they can no longer transact business with anybody so effectively they become a financial leper, financial pariah once they get on to the magnitsky list. if you have $1 billion and you can't keep it anywhere and you can't buy anything from anybody and you can't do any business with anybody, you won't be able to make any more money for sure. you won't be able to invest your money. and you'll be afraid that your money might be frozen in some countries. >> you can't go to london or paris or new york and stay at the expensive hotels and put it on a credit card or cash a check or -- any of the normal things that oligarchs and billionaires -- >> you can't do that stuff. so then they have to find ways around it. in fact, we have discovered that some people on the magnitsky list are effectively breaking sanctions by creating nominees who do all their stuff for them. and we have in fact shared that information with the treasury
ofac division to say that the magnitsky sanctions are being evaded by certain people on the magnitsky list. >> is it your experience that ofac is sufficiently aggressive in enforcing the sanctions? >> so far, i think that the guys who are being put on the list are running circles around ofac. >> so the answer is no. >> that's correct. >> sanctions have not been sufficiently enforced and i might add, that's my experience as well in overseeing other sanctions relating to iran and russia that there is a need for far more aggressive enforcement. it's fine to their names on the list, it's fine to have a law on the books but if it's not enforced it's dead letter. >> that's correct. >> let me conclude with two more questions, couple more questions. you mentioned that once the russians in effect have you, they don't let go.
>> yes. >> and they can have you financially. >> yes. >> so that anybody doing deals in russia or taking payments or benefits from russia can be had in effect? >> well, they have to have you compromised in some way. in other words, if you're just doing arms length business with them and you're ready to give up your arms length business, they have no leverage over you. but if -- the moment that somebody enters into any type of ill legitimate situation with the russians, that's the moment that the russians have you. >> as you know, there are allegations and we believe they're under investigation that the president's former national security adviser michael flynn took payments from the russians without properly declaring them or getting permission to receive them. that would have been the kind of fact that the russians could

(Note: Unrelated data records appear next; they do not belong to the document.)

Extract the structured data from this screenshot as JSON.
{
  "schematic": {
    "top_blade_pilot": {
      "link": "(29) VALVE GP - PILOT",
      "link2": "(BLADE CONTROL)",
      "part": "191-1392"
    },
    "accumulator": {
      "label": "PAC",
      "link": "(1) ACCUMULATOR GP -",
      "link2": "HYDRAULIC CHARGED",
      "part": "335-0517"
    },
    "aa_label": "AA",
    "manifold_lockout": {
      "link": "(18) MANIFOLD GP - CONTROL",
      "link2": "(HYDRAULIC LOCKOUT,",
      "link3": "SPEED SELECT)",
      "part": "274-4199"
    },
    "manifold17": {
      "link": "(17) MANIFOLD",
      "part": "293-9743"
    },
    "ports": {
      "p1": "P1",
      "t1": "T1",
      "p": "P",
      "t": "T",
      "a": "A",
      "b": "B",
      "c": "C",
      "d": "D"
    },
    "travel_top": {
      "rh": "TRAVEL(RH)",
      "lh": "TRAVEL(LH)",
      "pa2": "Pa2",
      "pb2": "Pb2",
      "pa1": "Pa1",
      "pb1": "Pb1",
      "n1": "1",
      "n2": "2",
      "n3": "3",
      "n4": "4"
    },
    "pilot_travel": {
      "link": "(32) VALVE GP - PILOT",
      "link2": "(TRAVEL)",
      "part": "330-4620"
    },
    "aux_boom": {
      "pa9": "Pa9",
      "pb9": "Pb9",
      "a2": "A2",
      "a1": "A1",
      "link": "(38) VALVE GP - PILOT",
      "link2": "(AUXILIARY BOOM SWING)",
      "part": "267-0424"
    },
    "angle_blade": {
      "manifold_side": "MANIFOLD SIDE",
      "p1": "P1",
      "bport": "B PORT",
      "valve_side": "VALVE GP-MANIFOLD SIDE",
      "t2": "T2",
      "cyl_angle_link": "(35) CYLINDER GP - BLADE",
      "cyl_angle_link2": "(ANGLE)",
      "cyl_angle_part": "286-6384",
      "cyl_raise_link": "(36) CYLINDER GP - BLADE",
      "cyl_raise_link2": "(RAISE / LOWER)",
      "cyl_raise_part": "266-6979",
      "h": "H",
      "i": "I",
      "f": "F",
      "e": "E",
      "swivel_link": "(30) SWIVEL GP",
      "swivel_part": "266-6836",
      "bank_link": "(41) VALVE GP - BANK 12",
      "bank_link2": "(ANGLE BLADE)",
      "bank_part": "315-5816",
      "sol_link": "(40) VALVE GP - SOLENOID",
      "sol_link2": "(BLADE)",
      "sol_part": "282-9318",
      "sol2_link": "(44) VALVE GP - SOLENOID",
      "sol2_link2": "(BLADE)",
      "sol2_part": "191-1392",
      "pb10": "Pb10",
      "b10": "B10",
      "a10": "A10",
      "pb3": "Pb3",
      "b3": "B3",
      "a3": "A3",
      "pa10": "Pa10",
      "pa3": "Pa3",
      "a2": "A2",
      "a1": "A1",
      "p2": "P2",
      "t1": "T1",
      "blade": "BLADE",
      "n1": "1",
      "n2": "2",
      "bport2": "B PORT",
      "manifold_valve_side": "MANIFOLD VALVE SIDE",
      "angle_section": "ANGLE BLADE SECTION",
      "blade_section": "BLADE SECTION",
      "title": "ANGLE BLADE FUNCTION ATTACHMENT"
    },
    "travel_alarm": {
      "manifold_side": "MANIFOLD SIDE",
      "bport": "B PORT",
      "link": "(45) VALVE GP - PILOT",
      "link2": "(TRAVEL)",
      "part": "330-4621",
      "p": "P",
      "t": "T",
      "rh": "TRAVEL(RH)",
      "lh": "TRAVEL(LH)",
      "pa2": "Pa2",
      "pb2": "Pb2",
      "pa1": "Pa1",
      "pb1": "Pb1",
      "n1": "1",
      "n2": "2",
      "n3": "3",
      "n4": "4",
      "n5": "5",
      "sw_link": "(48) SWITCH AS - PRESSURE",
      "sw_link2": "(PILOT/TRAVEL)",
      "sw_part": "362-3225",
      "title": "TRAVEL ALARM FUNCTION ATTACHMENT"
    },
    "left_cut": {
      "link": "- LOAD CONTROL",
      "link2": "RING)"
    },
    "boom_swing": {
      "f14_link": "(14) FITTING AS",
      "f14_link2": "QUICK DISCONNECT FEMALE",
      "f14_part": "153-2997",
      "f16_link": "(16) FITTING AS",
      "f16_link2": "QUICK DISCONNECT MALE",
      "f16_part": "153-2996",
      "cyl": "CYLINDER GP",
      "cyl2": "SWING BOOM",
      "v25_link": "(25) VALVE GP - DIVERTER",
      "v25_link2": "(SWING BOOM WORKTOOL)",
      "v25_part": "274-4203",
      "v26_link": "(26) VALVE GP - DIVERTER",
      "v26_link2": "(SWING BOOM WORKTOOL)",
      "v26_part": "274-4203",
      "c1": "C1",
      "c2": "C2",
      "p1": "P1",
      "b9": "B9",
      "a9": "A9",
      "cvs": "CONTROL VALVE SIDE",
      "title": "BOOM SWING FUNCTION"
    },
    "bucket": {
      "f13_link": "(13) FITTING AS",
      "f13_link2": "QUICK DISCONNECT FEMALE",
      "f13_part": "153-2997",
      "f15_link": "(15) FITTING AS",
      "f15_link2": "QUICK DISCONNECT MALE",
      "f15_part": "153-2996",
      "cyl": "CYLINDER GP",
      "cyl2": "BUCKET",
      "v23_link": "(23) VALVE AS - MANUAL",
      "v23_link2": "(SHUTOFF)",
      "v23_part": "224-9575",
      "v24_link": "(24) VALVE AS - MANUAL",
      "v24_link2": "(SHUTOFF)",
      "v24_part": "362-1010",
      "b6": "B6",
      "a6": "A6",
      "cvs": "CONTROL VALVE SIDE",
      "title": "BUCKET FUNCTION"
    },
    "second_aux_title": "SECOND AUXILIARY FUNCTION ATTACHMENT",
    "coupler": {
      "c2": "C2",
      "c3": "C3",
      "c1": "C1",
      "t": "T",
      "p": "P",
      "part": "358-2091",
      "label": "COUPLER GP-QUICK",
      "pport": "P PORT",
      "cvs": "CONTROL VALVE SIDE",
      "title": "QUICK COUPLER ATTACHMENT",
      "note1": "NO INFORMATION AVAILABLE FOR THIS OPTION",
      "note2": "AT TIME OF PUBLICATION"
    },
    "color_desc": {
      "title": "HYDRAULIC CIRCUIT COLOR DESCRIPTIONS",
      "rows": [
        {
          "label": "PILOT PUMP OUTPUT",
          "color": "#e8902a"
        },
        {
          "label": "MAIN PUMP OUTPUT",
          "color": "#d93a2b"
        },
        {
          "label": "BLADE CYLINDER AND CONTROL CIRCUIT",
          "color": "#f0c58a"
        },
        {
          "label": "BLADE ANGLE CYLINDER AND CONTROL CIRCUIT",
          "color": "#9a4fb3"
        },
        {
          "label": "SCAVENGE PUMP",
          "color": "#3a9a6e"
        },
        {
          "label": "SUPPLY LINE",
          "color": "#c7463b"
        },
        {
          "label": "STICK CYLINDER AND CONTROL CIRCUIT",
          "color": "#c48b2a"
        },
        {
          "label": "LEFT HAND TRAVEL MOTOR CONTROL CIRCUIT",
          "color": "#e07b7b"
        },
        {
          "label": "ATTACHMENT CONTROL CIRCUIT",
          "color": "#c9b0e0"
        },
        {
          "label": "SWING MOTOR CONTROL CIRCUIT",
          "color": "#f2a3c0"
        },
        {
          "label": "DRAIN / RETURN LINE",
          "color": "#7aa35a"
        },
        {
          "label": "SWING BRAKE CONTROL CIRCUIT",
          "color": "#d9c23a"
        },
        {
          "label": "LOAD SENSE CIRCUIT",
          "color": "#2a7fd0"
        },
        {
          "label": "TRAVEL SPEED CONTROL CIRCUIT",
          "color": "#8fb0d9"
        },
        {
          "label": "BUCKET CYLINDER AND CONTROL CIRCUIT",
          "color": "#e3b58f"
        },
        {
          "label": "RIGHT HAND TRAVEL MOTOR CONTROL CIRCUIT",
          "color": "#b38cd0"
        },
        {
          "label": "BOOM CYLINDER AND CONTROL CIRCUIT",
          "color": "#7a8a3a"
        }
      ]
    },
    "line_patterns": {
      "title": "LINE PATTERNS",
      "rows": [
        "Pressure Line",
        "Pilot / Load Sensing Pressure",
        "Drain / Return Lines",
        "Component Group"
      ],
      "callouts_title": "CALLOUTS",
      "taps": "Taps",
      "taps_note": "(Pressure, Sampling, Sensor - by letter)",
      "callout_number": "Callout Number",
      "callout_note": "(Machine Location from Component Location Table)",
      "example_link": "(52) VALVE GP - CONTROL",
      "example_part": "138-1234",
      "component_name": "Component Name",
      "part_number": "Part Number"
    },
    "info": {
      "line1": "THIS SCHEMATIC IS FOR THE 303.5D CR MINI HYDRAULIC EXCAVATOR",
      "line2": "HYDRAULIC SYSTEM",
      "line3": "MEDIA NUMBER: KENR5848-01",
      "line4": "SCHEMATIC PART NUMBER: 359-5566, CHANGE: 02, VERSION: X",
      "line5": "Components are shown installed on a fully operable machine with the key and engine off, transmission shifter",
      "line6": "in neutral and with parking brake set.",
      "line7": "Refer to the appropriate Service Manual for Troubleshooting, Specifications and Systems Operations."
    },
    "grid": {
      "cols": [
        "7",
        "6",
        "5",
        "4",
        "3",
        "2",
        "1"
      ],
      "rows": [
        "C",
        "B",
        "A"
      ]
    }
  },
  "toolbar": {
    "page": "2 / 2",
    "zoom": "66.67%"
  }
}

hold over him and they would, correct? >> i don't know the consequences of that. if there are real consequences to him of that, then that's a -- sort of a stereotype example of compromising somebody to get control over them. >> and if for example there were projects to build hotels or office buildings in russia that required permits and the permits were promised through channels that might be elicit or in ways that might be improper, that would be something that could be held over the head of an american business man, correct? >> if there was clear evidence that the russians could have created of an american violating the foreign corrupt practices act that could be used as leverage and held over the heads of an american. >> thank you, thank you mr. chairman. >> before i adjourn the meeting, one last thank you and i